Problem details - Everything in the records except the pictures should come back exactly as written.

Information supplied -
###

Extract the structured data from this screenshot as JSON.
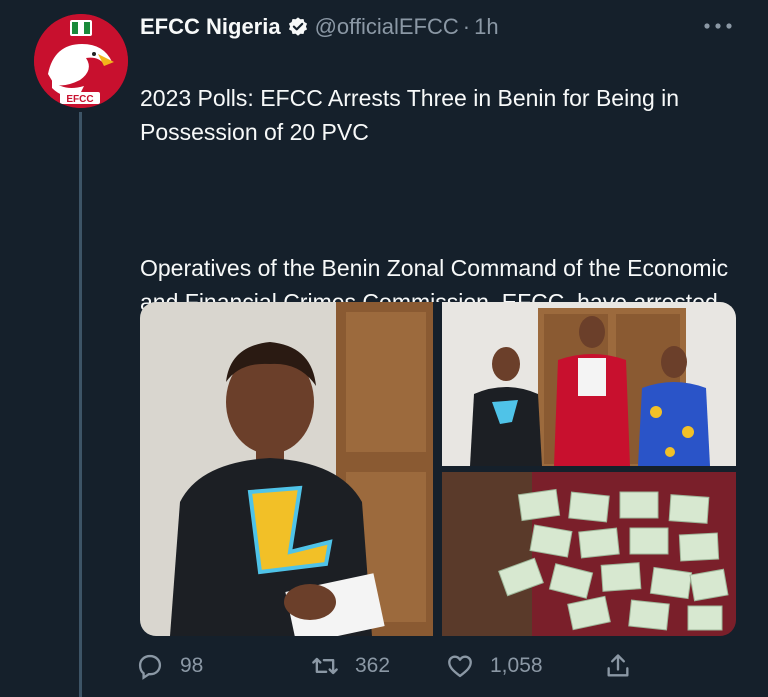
{
  "tweet": {
    "display_name": "EFCC Nigeria",
    "handle": "@officialEFCC",
    "separator": "·",
    "time": "1h",
    "title_line": "2023 Polls: EFCC Arrests Three in Benin for Being in Possession of 20 PVC",
    "body": "Operatives of the Benin Zonal Command of the Economic and Financial Crimes Commission, EFCC,  have arrested three persons for being in possession of several permanent voter cards.",
    "avatar_label": "EFCC"
  },
  "actions": {
    "replies": "98",
    "retweets": "362",
    "likes": "1,058"
  },
  "colors": {
    "background": "#15202b",
    "text": "#f7f9f9",
    "muted": "#8b98a5",
    "verified": "#f7f9f9",
    "avatar_red": "#c8102e"
  },
  "icons": {
    "verified": "verified-badge-icon",
    "more": "more-dots-icon",
    "reply": "reply-icon",
    "retweet": "retweet-icon",
    "like": "like-icon",
    "share": "share-icon"
  }
}
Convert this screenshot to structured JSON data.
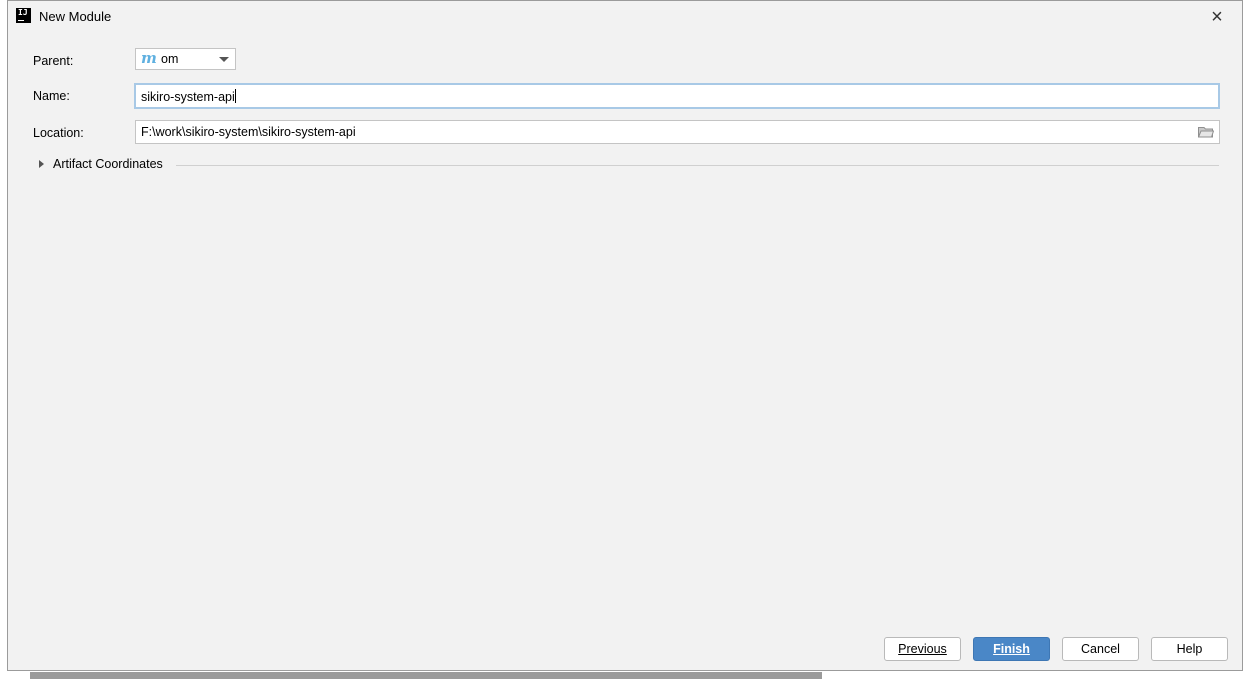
{
  "window": {
    "title": "New Module",
    "app_icon": "intellij-idea-icon",
    "app_icon_glyph": "IJ"
  },
  "form": {
    "parent": {
      "label": "Parent:",
      "value": "om",
      "icon": "maven-module-icon"
    },
    "name": {
      "label": "Name:",
      "value": "sikiro-system-api"
    },
    "location": {
      "label": "Location:",
      "value": "F:\\work\\sikiro-system\\sikiro-system-api",
      "browse_icon": "folder-icon"
    },
    "artifact_section": {
      "label": "Artifact Coordinates",
      "expanded": false
    }
  },
  "buttons": {
    "previous": "Previous",
    "finish": "Finish",
    "cancel": "Cancel",
    "help": "Help"
  },
  "colors": {
    "primary_button": "#4a87c7",
    "focus_border": "#a8c9e6",
    "maven_icon": "#5fb0e0"
  }
}
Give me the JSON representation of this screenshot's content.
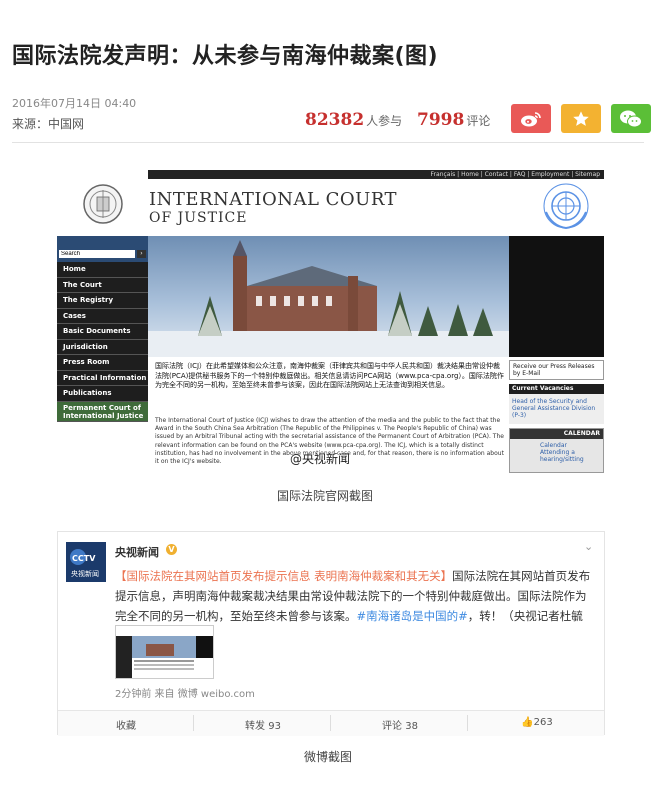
{
  "article": {
    "title": "国际法院发声明：从未参与南海仲裁案(图)",
    "date": "2016年07月14日  04:40",
    "source": "来源：中国网",
    "participants_count": "82382",
    "participants_label": "人参与",
    "comments_count": "7998",
    "comments_label": "评论"
  },
  "share": {
    "weibo_icon": "weibo-icon",
    "favorite_icon": "star-icon",
    "wechat_icon": "wechat-icon",
    "weibo_color": "#e95957",
    "favorite_color": "#f3b231",
    "wechat_color": "#5bbf37"
  },
  "icj": {
    "topbar": "Français | Home | Contact | FAQ | Employment | Sitemap",
    "title_line1": "INTERNATIONAL COURT",
    "title_line2": "OF JUSTICE",
    "search_label": "Search",
    "nav": [
      "Home",
      "The Court",
      "The Registry",
      "Cases",
      "Basic Documents",
      "Jurisdiction",
      "Press Room",
      "Practical Information",
      "Publications",
      "Permanent Court of International Justice"
    ],
    "notice_cn": "国际法院（ICJ）在此希望媒体和公众注意，南海仲裁案（菲律宾共和国与中华人民共和国）裁决结果由常设仲裁法院(PCA)提供秘书服务下的一个特别仲裁庭做出。相关信息请访问PCA网站（www.pca-cpa.org）。国际法院作为完全不同的另一机构，至始至终未曾参与该案，因此在国际法院网站上无法查询到相关信息。",
    "notice_en": "The International Court of Justice (ICJ) wishes to draw the attention of the media and the public to the fact that the Award in the South China Sea Arbitration (The Republic of the Philippines v. The People's Republic of China) was issued by an Arbitral Tribunal acting with the secretarial assistance of the Permanent Court of Arbitration (PCA). The relevant information can be found on the PCA's website (www.pca-cpa.org). The ICJ, which is a totally distinct institution, has had no involvement in the above mentioned case and, for that reason, there is no information about it on the ICJ's website.",
    "receive_press": "Receive our Press Releases by E-Mail",
    "vacancies_head": "Current Vacancies",
    "vacancies_link": "Head of the Security and General Assistance Division (P-3)",
    "calendar_head": "CALENDAR",
    "calendar_links": "Calendar\nAttending a hearing/sitting",
    "watermark": "@央视新闻"
  },
  "caption1": "国际法院官网截图",
  "weibo": {
    "avatar_text": "CCTV 央视新闻",
    "name": "央视新闻",
    "verified_icon": "v-badge-icon",
    "text_link": "【国际法院在其网站首页发布提示信息 表明南海仲裁案和其无关】",
    "text_body": "国际法院在其网站首页发布提示信息，声明南海仲裁案裁决结果由常设仲裁法院下的一个特别仲裁庭做出。国际法院作为完全不同的另一机构，至始至终未曾参与该案。",
    "text_tag": "#南海诸岛是中国的#",
    "text_tail": "，转！（央视记者杜毓斌）",
    "time": "2分钟前 来自 微博 weibo.com",
    "actions": {
      "favorite": "收藏",
      "repost": "转发 93",
      "comment": "评论 38",
      "like": "263"
    }
  },
  "caption2": "微博截图"
}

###

Task result -
Extract the structured data from this screenshot as JSON.
{
  "tweet": {
    "display_name": "EFCC Nigeria",
    "handle": "@officialEFCC",
    "separator": "·",
    "time": "1h",
    "title_line": "2023 Polls: EFCC Arrests Three in Benin for Being in Possession of 20 PVC",
    "body": "Operatives of the Benin Zonal Command of the Economic and Financial Crimes Commission, EFCC,  have arrested three persons for being in possession of several permanent voter cards.",
    "avatar_label": "EFCC"
  },
  "actions": {
    "replies": "98",
    "retweets": "362",
    "likes": "1,058"
  },
  "colors": {
    "background": "#15202b",
    "text": "#f7f9f9",
    "muted": "#8b98a5",
    "verified": "#f7f9f9",
    "avatar_red": "#c8102e"
  },
  "icons": {
    "verified": "verified-badge-icon",
    "more": "more-dots-icon",
    "reply": "reply-icon",
    "retweet": "retweet-icon",
    "like": "like-icon",
    "share": "share-icon"
  }
}
Convert this screenshot to structured JSON data.
{
  "window": {
    "title": "New Module",
    "app_icon": "intellij-idea-icon",
    "app_icon_glyph": "IJ"
  },
  "form": {
    "parent": {
      "label": "Parent:",
      "value": "om",
      "icon": "maven-module-icon"
    },
    "name": {
      "label": "Name:",
      "value": "sikiro-system-api"
    },
    "location": {
      "label": "Location:",
      "value": "F:\\work\\sikiro-system\\sikiro-system-api",
      "browse_icon": "folder-icon"
    },
    "artifact_section": {
      "label": "Artifact Coordinates",
      "expanded": false
    }
  },
  "buttons": {
    "previous": "Previous",
    "finish": "Finish",
    "cancel": "Cancel",
    "help": "Help"
  },
  "colors": {
    "primary_button": "#4a87c7",
    "focus_border": "#a8c9e6",
    "maven_icon": "#5fb0e0"
  }
}
Give me the JSON representation of this screenshot's content.
{
  "article": {
    "title": "国际法院发声明：从未参与南海仲裁案(图)",
    "date": "2016年07月14日  04:40",
    "source": "来源：中国网",
    "participants_count": "82382",
    "participants_label": "人参与",
    "comments_count": "7998",
    "comments_label": "评论"
  },
  "share": {
    "weibo_icon": "weibo-icon",
    "favorite_icon": "star-icon",
    "wechat_icon": "wechat-icon",
    "weibo_color": "#e95957",
    "favorite_color": "#f3b231",
    "wechat_color": "#5bbf37"
  },
  "icj": {
    "topbar": "Français | Home | Contact | FAQ | Employment | Sitemap",
    "title_line1": "INTERNATIONAL COURT",
    "title_line2": "OF JUSTICE",
    "search_label": "Search",
    "nav": [
      "Home",
      "The Court",
      "The Registry",
      "Cases",
      "Basic Documents",
      "Jurisdiction",
      "Press Room",
      "Practical Information",
      "Publications",
      "Permanent Court of International Justice"
    ],
    "notice_cn": "国际法院（ICJ）在此希望媒体和公众注意，南海仲裁案（菲律宾共和国与中华人民共和国）裁决结果由常设仲裁法院(PCA)提供秘书服务下的一个特别仲裁庭做出。相关信息请访问PCA网站（www.pca-cpa.org）。国际法院作为完全不同的另一机构，至始至终未曾参与该案，因此在国际法院网站上无法查询到相关信息。",
    "notice_en": "The International Court of Justice (ICJ) wishes to draw the attention of the media and the public to the fact that the Award in the South China Sea Arbitration (The Republic of the Philippines v. The People's Republic of China) was issued by an Arbitral Tribunal acting with the secretarial assistance of the Permanent Court of Arbitration (PCA). The relevant information can be found on the PCA's website (www.pca-cpa.org). The ICJ, which is a totally distinct institution, has had no involvement in the above mentioned case and, for that reason, there is no information about it on the ICJ's website.",
    "receive_press": "Receive our Press Releases by E-Mail",
    "vacancies_head": "Current Vacancies",
    "vacancies_link": "Head of the Security and General Assistance Division (P-3)",
    "calendar_head": "CALENDAR",
    "calendar_links": "Calendar\nAttending a hearing/sitting",
    "watermark": "@央视新闻"
  },
  "caption1": "国际法院官网截图",
  "weibo": {
    "avatar_text": "CCTV 央视新闻",
    "name": "央视新闻",
    "verified_icon": "v-badge-icon",
    "text_link": "【国际法院在其网站首页发布提示信息 表明南海仲裁案和其无关】",
    "text_body": "国际法院在其网站首页发布提示信息，声明南海仲裁案裁决结果由常设仲裁法院下的一个特别仲裁庭做出。国际法院作为完全不同的另一机构，至始至终未曾参与该案。",
    "text_tag": "#南海诸岛是中国的#",
    "text_tail": "，转！（央视记者杜毓斌）",
    "time": "2分钟前 来自 微博 weibo.com",
    "actions": {
      "favorite": "收藏",
      "repost": "转发 93",
      "comment": "评论 38",
      "like": "263"
    }
  },
  "caption2": "微博截图"
}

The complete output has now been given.